In a summit breakout session, I was reminded of the immense operational pressures our commanders face during a discussion about a transportation contract in Afghanistan with a general officer, when he was pulled aside for an update on an incident involving several casualties. In our zeal for effective oversight, we must always remember that our military is foremost engaged in battle and relies on our timely and responsive procurement support.
Participating in this summit also reinforced the acquisition community’s continued responsibilities, even as U.S.
Forces draw down. Contractors will provide an important role supporting the retrograde of equipment and personnel. MG Rapp reminded us that success in Afghanistan is defined in part by a responsible retrograde, achieving, as he said, "both operational effects and good stewardship during transition and the drawdown of military forces." Ms. Shyu agreed. "Accounting for this equipment demonstrates supply discipline and helps preserve the capabilities this equipment provides in the coming era of tighter budgets," she said. When the Army footprint diminishes, it is vital that we have careful accountability for all types of property: standard issue, nonstandard, government-furnished, and contractor-acquired.
Another area of concern for Congress, as well as the acquisition community, is oversight of the small construction projects in contingency operations underthe Commander's Emergency Response Program (CERP). I participated in an OCS panel and discussed the importance of synchronizing contracting requirements to ensure that commanders have the right structure to contract for the needs in their battle space.

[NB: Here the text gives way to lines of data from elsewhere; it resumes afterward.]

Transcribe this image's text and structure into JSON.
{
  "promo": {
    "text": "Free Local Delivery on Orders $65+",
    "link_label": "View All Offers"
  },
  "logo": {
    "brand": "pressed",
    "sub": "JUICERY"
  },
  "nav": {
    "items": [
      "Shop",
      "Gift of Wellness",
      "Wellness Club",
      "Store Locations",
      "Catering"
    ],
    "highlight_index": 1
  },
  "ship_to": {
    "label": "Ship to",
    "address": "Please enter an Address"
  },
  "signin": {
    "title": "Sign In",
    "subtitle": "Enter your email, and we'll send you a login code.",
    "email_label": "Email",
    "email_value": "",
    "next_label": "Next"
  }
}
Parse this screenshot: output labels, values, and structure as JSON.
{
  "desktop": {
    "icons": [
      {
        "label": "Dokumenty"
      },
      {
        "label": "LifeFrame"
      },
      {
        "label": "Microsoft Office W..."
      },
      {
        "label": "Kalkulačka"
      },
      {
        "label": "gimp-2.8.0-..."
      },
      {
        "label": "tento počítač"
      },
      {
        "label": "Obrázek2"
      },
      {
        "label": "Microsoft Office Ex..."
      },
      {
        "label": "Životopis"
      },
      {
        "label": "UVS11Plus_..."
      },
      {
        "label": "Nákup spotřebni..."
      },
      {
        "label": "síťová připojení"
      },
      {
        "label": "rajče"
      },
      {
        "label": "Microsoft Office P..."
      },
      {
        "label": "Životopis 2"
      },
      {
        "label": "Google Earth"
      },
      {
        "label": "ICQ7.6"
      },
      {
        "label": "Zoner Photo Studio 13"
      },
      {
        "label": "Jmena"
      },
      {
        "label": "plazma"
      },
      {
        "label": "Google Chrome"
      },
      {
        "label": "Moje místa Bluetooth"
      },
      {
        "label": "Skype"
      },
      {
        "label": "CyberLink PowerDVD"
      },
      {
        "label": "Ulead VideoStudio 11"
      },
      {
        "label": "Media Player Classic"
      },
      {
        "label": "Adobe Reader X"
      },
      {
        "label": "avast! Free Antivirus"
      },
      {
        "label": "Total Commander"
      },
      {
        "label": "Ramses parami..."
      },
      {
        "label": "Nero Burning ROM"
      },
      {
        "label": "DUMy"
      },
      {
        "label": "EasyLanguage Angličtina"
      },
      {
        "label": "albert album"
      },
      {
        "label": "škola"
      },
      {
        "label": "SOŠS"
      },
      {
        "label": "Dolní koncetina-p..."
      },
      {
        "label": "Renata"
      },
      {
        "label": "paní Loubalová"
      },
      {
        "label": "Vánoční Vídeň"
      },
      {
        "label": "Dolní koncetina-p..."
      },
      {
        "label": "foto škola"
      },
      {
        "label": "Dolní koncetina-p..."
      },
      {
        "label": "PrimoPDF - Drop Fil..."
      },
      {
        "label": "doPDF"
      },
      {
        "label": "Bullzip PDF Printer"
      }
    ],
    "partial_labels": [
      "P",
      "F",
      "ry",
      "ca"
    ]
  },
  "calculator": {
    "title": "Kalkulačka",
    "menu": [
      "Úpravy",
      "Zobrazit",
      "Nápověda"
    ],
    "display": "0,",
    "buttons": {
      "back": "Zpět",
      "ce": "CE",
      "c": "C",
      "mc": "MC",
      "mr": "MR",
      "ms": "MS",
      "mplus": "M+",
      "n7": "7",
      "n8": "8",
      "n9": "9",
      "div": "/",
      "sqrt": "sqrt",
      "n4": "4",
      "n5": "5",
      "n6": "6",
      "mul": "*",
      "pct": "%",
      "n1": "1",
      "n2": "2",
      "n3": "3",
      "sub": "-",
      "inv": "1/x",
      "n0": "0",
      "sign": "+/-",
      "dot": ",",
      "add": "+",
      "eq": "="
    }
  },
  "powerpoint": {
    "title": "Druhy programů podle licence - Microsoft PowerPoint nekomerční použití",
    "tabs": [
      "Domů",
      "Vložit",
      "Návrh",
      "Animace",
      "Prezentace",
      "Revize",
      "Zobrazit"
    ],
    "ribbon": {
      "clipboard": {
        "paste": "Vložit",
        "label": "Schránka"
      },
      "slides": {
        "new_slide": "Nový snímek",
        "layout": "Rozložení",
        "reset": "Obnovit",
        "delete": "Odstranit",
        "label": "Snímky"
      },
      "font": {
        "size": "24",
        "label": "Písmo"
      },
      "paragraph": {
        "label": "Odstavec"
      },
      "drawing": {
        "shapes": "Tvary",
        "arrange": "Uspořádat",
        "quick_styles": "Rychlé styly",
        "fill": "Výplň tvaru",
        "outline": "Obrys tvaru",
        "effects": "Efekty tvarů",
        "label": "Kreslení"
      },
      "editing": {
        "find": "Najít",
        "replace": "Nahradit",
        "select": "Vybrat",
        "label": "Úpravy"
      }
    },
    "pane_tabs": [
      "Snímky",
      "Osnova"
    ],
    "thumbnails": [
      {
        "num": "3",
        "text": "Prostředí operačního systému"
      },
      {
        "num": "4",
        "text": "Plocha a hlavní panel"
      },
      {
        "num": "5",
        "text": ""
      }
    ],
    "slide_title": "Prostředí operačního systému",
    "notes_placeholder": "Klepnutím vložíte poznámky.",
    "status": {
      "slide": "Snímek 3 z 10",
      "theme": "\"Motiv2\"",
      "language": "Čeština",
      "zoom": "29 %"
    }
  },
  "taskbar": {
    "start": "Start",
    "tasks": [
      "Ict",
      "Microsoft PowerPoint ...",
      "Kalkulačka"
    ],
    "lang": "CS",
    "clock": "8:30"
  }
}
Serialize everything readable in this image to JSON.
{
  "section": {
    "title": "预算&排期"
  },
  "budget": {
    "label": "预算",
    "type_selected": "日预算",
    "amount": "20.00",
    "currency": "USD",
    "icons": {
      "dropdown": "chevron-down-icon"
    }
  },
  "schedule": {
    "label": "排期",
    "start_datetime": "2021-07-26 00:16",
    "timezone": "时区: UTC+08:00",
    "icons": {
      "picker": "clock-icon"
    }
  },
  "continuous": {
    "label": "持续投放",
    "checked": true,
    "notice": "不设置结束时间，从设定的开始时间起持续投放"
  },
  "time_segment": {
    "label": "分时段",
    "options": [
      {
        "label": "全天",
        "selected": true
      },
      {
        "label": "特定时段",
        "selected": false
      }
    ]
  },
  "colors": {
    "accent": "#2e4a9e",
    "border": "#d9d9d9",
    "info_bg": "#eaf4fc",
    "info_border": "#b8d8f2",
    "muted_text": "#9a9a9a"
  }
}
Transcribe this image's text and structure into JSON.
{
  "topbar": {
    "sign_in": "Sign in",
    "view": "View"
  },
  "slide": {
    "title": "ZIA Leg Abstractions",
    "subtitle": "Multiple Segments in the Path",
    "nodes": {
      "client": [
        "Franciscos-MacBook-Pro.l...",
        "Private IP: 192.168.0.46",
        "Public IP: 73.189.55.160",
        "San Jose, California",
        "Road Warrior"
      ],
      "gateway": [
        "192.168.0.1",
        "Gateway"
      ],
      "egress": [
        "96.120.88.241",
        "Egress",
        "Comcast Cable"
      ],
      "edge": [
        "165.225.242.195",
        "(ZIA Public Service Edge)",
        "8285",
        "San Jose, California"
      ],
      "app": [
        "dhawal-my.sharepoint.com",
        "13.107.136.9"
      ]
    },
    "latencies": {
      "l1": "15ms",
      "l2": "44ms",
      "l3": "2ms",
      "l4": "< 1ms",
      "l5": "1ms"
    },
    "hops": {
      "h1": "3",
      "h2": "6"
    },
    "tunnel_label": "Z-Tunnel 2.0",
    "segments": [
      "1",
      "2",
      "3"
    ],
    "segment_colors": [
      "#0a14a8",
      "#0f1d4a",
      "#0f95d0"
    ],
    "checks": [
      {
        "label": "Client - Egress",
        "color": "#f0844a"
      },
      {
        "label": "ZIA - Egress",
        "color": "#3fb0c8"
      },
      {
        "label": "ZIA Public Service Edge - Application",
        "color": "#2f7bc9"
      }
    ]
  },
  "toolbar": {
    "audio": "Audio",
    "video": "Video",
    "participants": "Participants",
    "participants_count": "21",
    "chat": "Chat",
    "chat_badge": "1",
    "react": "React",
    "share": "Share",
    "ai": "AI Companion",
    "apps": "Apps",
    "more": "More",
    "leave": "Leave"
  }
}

This panel was also an opportunity to raise the importance of designing sustainability into future requirements. We can perform that action much better by leveraging available commercial supply networks and making sustainability an evaluation factor when selecting contractors. We know, for instance, that junior officers and noncommissioned officers overseeing the projects often lack the technical skills to determine whether construction is performed in accordance with the contract.
My office has partnered with the U.S. Army Corps of Engineers (USACE) to close this skill gap. We are working withthe USACE Transatlantic Division to recruit and deploy construction representatives (CONREPs) to assist with CERP project scopes, oversight, and technical inspection.
If the use of CONREPs helps to significantly improve CERP project oversight, then we’ll explore expanding this concept to other types of contracted support that require expertise, including security services, food services, and transportation.
I left the OCS Summit with the renewed awareness that those who procure critical goods and services for our service members and the Afghan National Security Forces are as vital to our national security and the stability of Afghanistan as every person serving in our military campaigns.
The difference for the acquisition community lies in its weapons of choice- contracts and regulations that ensure that the Army and the American public receive the best value for their investment.
KIM DENVER, a member of the Senior Executive Service, was appointed as the Deputy Assistant Secretary of the Army for Procurement in June 2011. Denver holds a B.S. in business administration from the University of Texas at San Antonio and an M.B.A. from the University of Central Florida. He is Level III certified in program management and in contracting and acquisition. Denver is a recipient of the Meritorious Civilian Service Award and the Army Engineer Association Bronze de Fleury Medal, among other awards and honors. He is a member of the U.S. Army Acquisition Corps; Beta Gamma Sigma, the international honor society serving business programs; and Phi Kappa Phi.